July 26 update
For the last 10 days we’ve been monitoring the movements of the false killer whales that we satellite-tagged on July 16. Each day we’ve been receiving multiple locations from the tagged whales via the ARGOS satellite system. Over that period the whales have remained associated with the island, but have spent their time north of our study area or off the east side of the island. This morning we were excited to obtain ARGOS locations of tagged whales that were in the northern part of our study area, with a trend over the previous 12 hours of southward movement. Within an hour of leaving the harbor we encountered a dispersed group of approximately 20 individuals, moving south along the coast. We were able to photo-identify most of the individuals present, and also deployed two additional satellite tags on individuals in the group, to increase the likelihood of tracking multiple sub-groups when this group splits.
False killer whale with tuna, July 26, 2008. Photo by Annie Douglas.
July 27 update
Today was our last day on the water.
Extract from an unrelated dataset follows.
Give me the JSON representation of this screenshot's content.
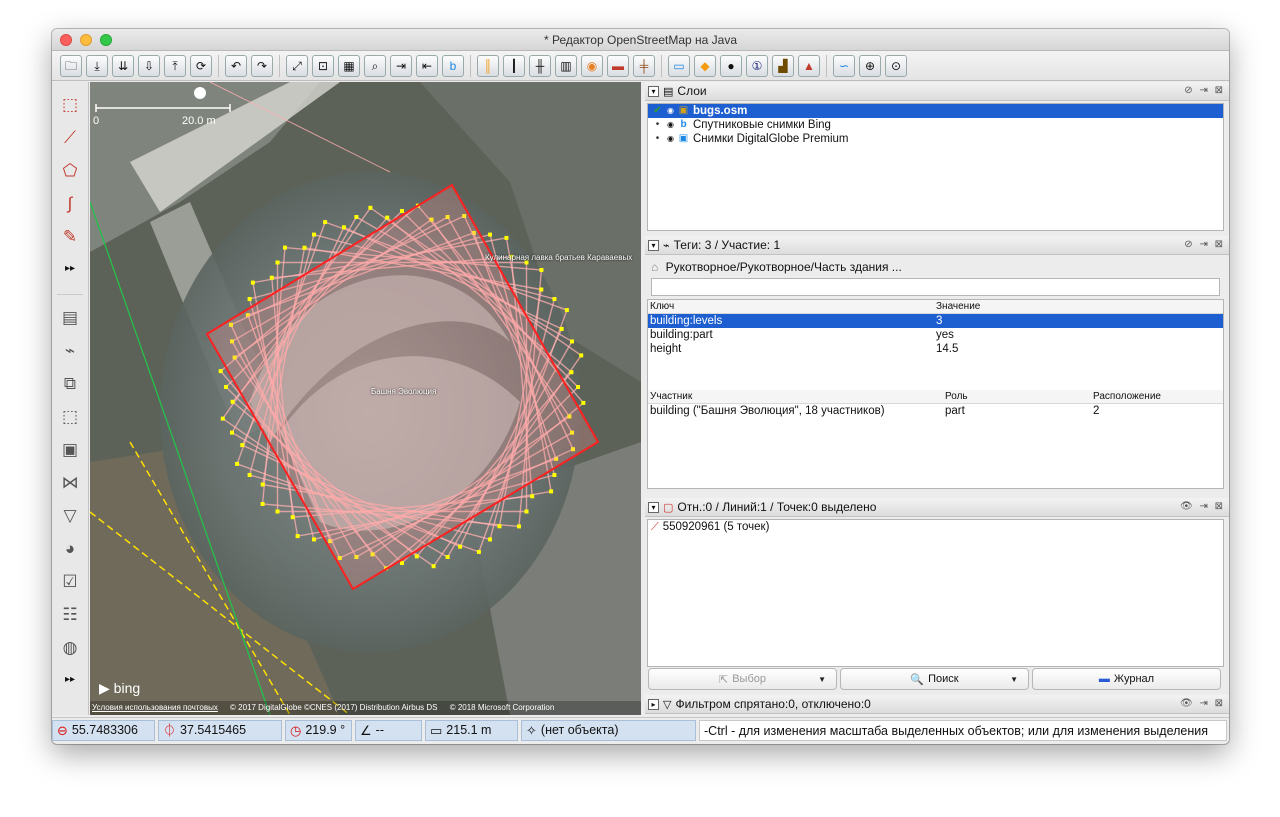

We re-located the group of false killer whales from yesterday and obtained identification photos of perhaps 30 individuals, as well as IDs of a number of bottlenose dolphins. All together we spent 31 days on the water, covering approximately 3,600 km of survey trackline. We had 109 sightings of 13 species of cetaceans, including 42 sightings of short-finned pilot whales, 23 sightings of rough-toothed dolphins, 7 sightings each of pantropical spotted dolphins and bottlenose dolphins, 5 sightings of dwarf sperm whales, 4 sightings each of melon-headed whales and spinner dolphins, 3 sightings of false killer whales (2 as a result of re-locating the original satellite tagged group), 2 sightings each of sperm whales, Cuvier’s beaked whales, Blainville’s beaked whales, Risso’s dolphins, and striped dolphins, and 4 sightings of unidentified small odontocetes (most likely dwarf sperm whales or rough-toothed dolphins).
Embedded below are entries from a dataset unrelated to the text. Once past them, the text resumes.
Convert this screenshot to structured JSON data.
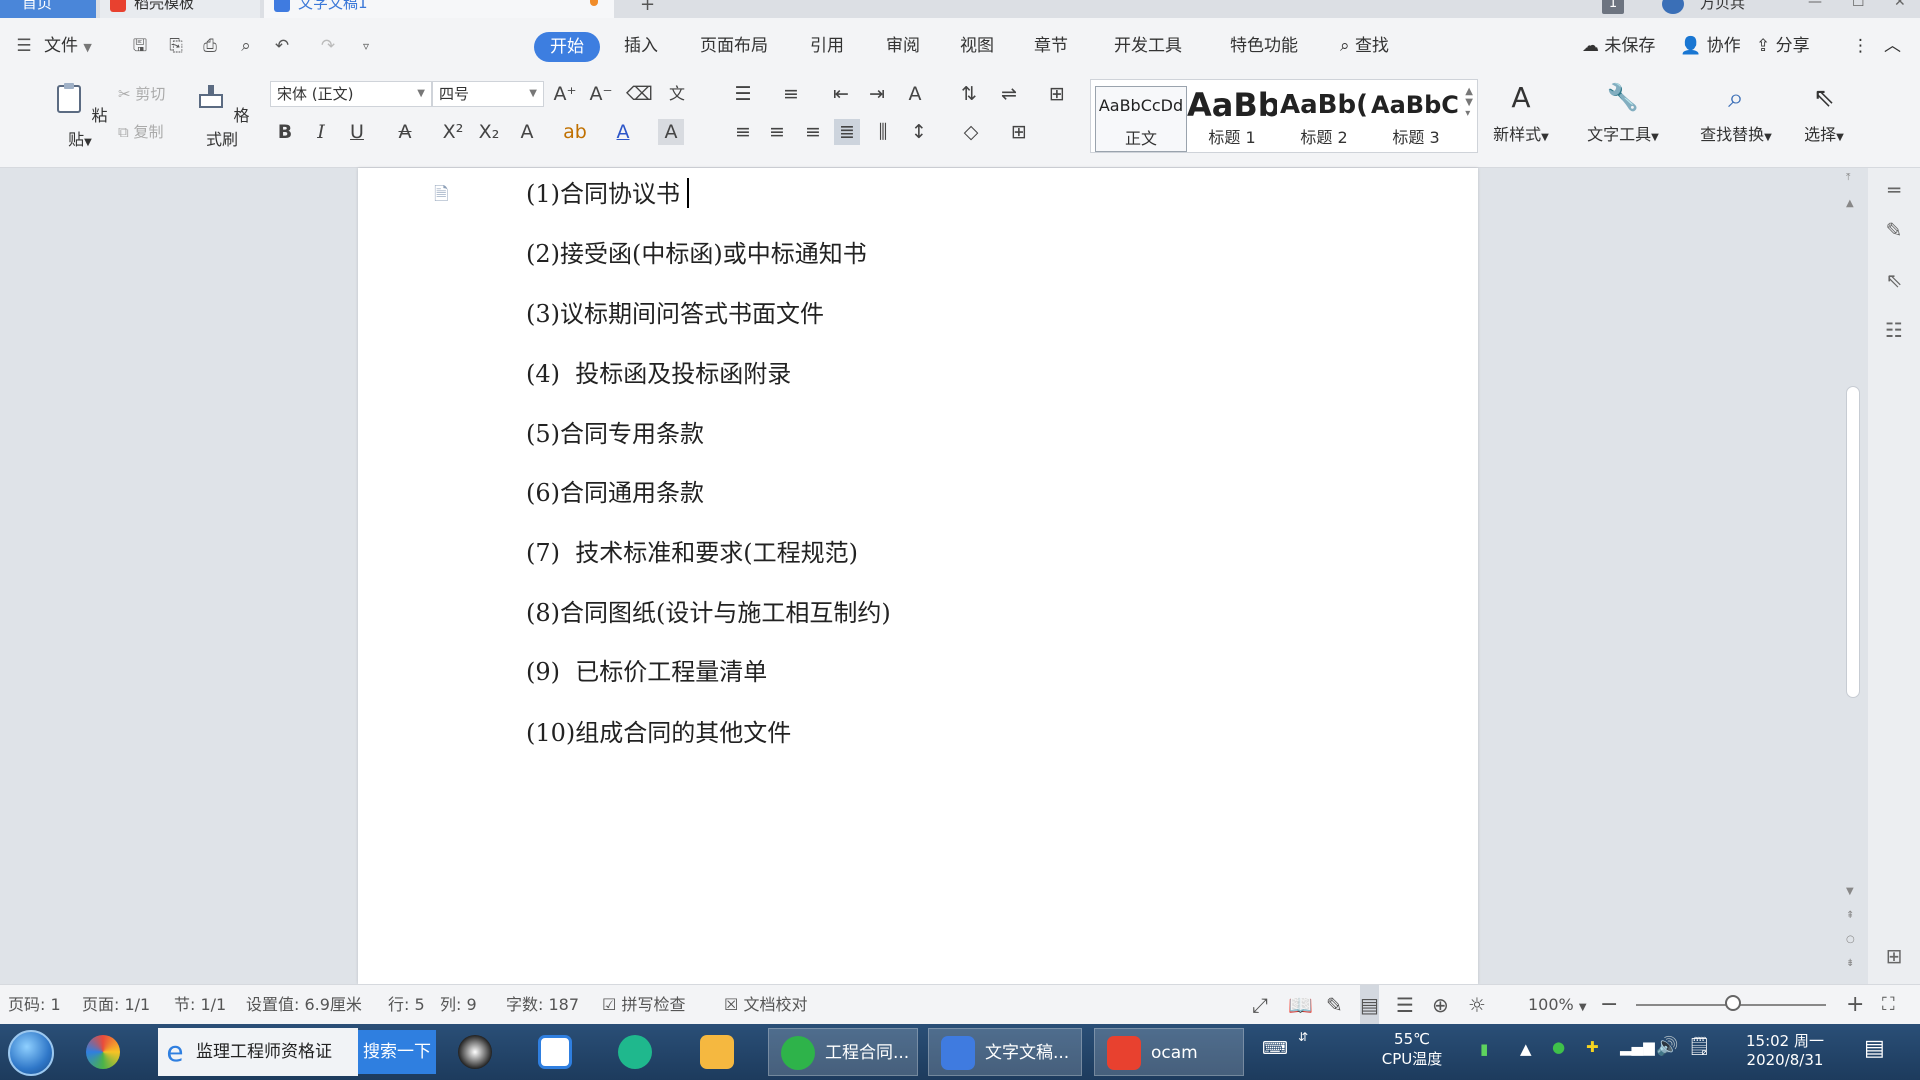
{
  "top_tabs": [
    {
      "label": "首页"
    },
    {
      "label": "稻壳模板"
    },
    {
      "label": "文字文稿1"
    }
  ],
  "window": {
    "user_count": "1",
    "user_name": "万贝兵"
  },
  "menu": {
    "file": "文件",
    "tabs": [
      "开始",
      "插入",
      "页面布局",
      "引用",
      "审阅",
      "视图",
      "章节",
      "开发工具",
      "特色功能"
    ],
    "search": "查找",
    "right": [
      "未保存",
      "协作",
      "分享"
    ]
  },
  "ribbon": {
    "paste": "粘贴",
    "cut": "剪切",
    "copy": "复制",
    "format_painter": "格式刷",
    "font_name": "宋体 (正文)",
    "font_size": "四号",
    "styles": [
      {
        "preview": "AaBbCcDd",
        "label": "正文"
      },
      {
        "preview": "AaBb",
        "label": "标题 1"
      },
      {
        "preview": "AaBb(",
        "label": "标题 2"
      },
      {
        "preview": "AaBbC(",
        "label": "标题 3"
      }
    ],
    "new_style": "新样式",
    "text_tools": "文字工具",
    "find_replace": "查找替换",
    "select": "选择"
  },
  "document": {
    "lines": [
      "(1)合同协议书",
      "(2)接受函(中标函)或中标通知书",
      "(3)议标期间问答式书面文件",
      "(4)  投标函及投标函附录",
      "(5)合同专用条款",
      "(6)合同通用条款",
      "(7)  技术标准和要求(工程规范)",
      "(8)合同图纸(设计与施工相互制约)",
      "(9)  已标价工程量清单",
      "(10)组成合同的其他文件"
    ]
  },
  "status": {
    "page_code": "页码: 1",
    "page": "页面: 1/1",
    "section": "节: 1/1",
    "setting": "设置值: 6.9厘米",
    "row": "行: 5",
    "col": "列: 9",
    "words": "字数: 187",
    "spell": "拼写检查",
    "proof": "文档校对",
    "zoom": "100%"
  },
  "taskbar": {
    "ie_title": "监理工程师资格证",
    "search_button": "搜索一下",
    "apps": [
      "工程合同...",
      "文字文稿...",
      "ocam"
    ],
    "cpu_temp": "55℃",
    "cpu_label": "CPU温度",
    "time": "15:02 周一",
    "date": "2020/8/31"
  },
  "colors": {
    "accent": "#3d7ee0",
    "taskbar": "#1d3b5d"
  }
}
In terms of being able to track movements of individuals in relation to the RIMPAC naval exercise, we were able to deploy medium-term satellite tags on four species of odontocetes, including 16 short-finned pilot whales, 6 false killer whales, 5 Blainville’s beaked whales, and 5 melon-headed whales. We are continuing to receive multiple locations each day from the majority of these tagged individuals. As well as the satellite tag deployments, we deployed suction-cup attached data recording tags on two Blainville’s beaked whales, one false killer whale, and three short-finned pilot whales. For better or for worse, we took >48,000 photographs (156 gigs!).
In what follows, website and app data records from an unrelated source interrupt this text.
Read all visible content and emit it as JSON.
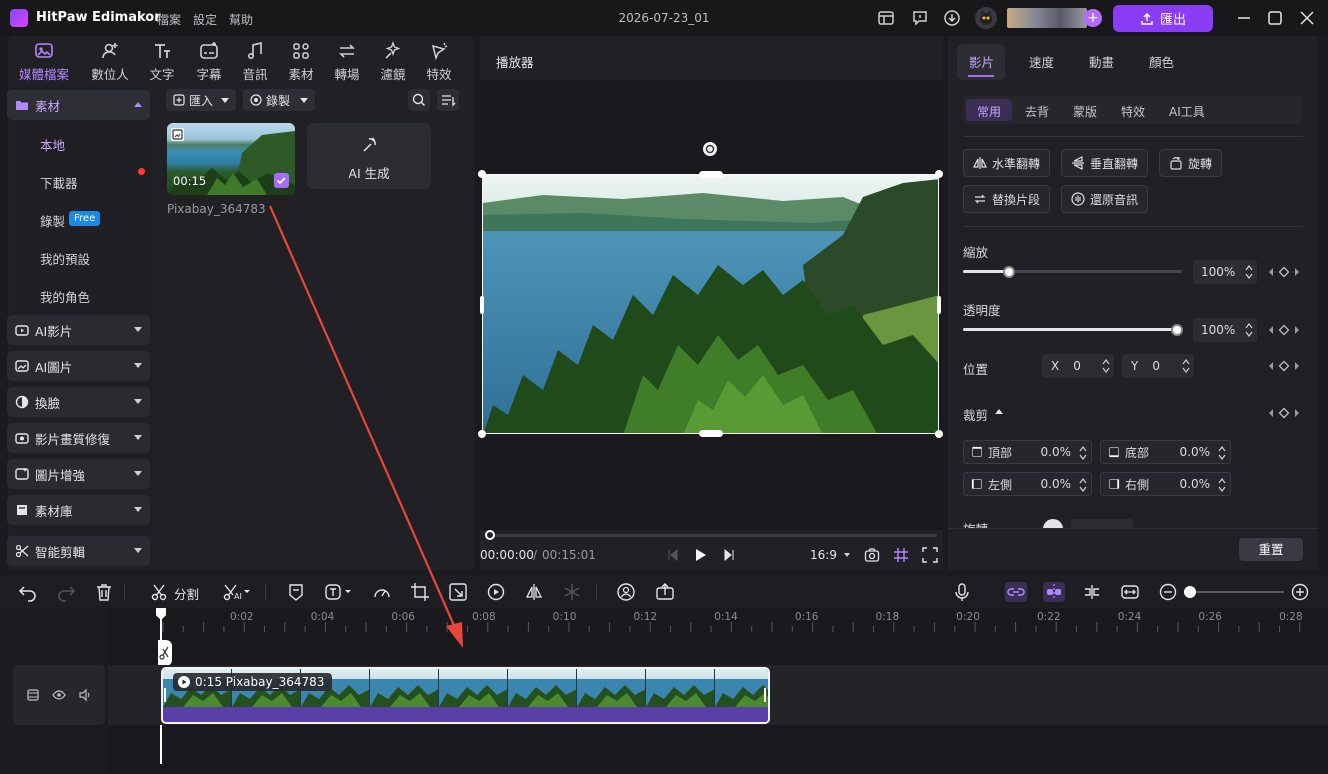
{
  "app": {
    "name": "HitPaw Edimakor",
    "menus": [
      "檔案",
      "設定",
      "幫助"
    ],
    "doc_title": "2026-07-23_01",
    "export_label": "匯出"
  },
  "media_tabs": [
    {
      "label": "媒體檔案",
      "icon": "media-icon",
      "active": true
    },
    {
      "label": "數位人",
      "icon": "avatar-add-icon"
    },
    {
      "label": "文字",
      "icon": "text-icon"
    },
    {
      "label": "字幕",
      "icon": "subtitle-icon"
    },
    {
      "label": "音訊",
      "icon": "music-icon"
    },
    {
      "label": "素材",
      "icon": "elements-icon"
    },
    {
      "label": "轉場",
      "icon": "transition-icon"
    },
    {
      "label": "濾鏡",
      "icon": "filter-icon"
    },
    {
      "label": "特效",
      "icon": "effects-icon"
    }
  ],
  "sidebar": {
    "material_label": "素材",
    "local": "本地",
    "downloader": "下載器",
    "record": "錄製",
    "free_badge": "Free",
    "presets": "我的預設",
    "roles": "我的角色",
    "groups": [
      "AI影片",
      "AI圖片",
      "換臉",
      "影片畫質修復",
      "圖片增強",
      "素材庫",
      "智能剪輯"
    ]
  },
  "library": {
    "import_label": "匯入",
    "record_label": "錄製",
    "clip_duration": "00:15",
    "clip_name": "Pixabay_364783",
    "ai_generate": "AI 生成"
  },
  "player": {
    "title": "播放器",
    "current_time": "00:00:00",
    "separator": "/",
    "total_time": "00:15:01",
    "aspect": "16:9"
  },
  "props": {
    "tabs": [
      "影片",
      "速度",
      "動畫",
      "顏色"
    ],
    "subtabs": [
      "常用",
      "去背",
      "蒙版",
      "特效",
      "AI工具"
    ],
    "buttons": [
      "水準翻轉",
      "垂直翻轉",
      "旋轉",
      "替換片段",
      "還原音訊"
    ],
    "scale_label": "縮放",
    "scale_value": "100%",
    "opacity_label": "透明度",
    "opacity_value": "100%",
    "position_label": "位置",
    "pos_x_label": "X",
    "pos_x": "0",
    "pos_y_label": "Y",
    "pos_y": "0",
    "crop_label": "裁剪",
    "crop_top_label": "頂部",
    "crop_top": "0.0%",
    "crop_bottom_label": "底部",
    "crop_bottom": "0.0%",
    "crop_left_label": "左側",
    "crop_left": "0.0%",
    "crop_right_label": "右側",
    "crop_right": "0.0%",
    "rotate_label": "旋轉",
    "reset_label": "重置"
  },
  "timeline": {
    "split_label": "分割",
    "ticks": [
      "0:02",
      "0:04",
      "0:06",
      "0:08",
      "0:10",
      "0:12",
      "0:14",
      "0:16",
      "0:18",
      "0:20",
      "0:22",
      "0:24",
      "0:26",
      "0:28"
    ],
    "clip_label": "0:15 Pixabay_364783"
  },
  "colors": {
    "accent": "#8b3cf7",
    "accent_text": "#b388ff",
    "audio_bar": "#5b3fa8",
    "badge_blue": "#1e88e5",
    "notify_red": "#ff3b30"
  }
}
September 4 update
More than five weeks after we left the field we are still receiving locations from eight of the satellite tagged whales. Seven of the tags are transmitting daily, while one was programmed to switch to every second day after the first 43 days on the whale. The tags are still transmitting on three of the Blainville’s beaked whales (day 56 for two and day 52 for the third), two of the false killer whales (day 50 for one and day 40 for the other), and three of the short-finned pilot whales (day 62, day 53, and day 47). Prior to this project the longest we’d had a tag transmit for was 23 days for a Blainville’s beaked whale (from November 2006), 32 days for a false killer whale (from August 2007), and 52 days for a pilot whale (from May 2008), so these longer-term tracks are providing information on movements of these individuals that we’ve never been able to collect before. We hope they will continue to transmit for many more weeks, although some of them are getting close to reaching the theoretical end of their battery life. The satellite locations have allowed Dan McSweeney to re-locate several of the groups to photo-identify individuals, both to examine associations and to assess how the tag sites are healing. Although the data are still coming in from these whales, the analysis process has begun on tags that have stopped transmitting.
All photos on this page taken under NMFS Scientific Research Permits (Nos. 731-1774 and 774-1714). All photos are copyrighted and should not be used without permission.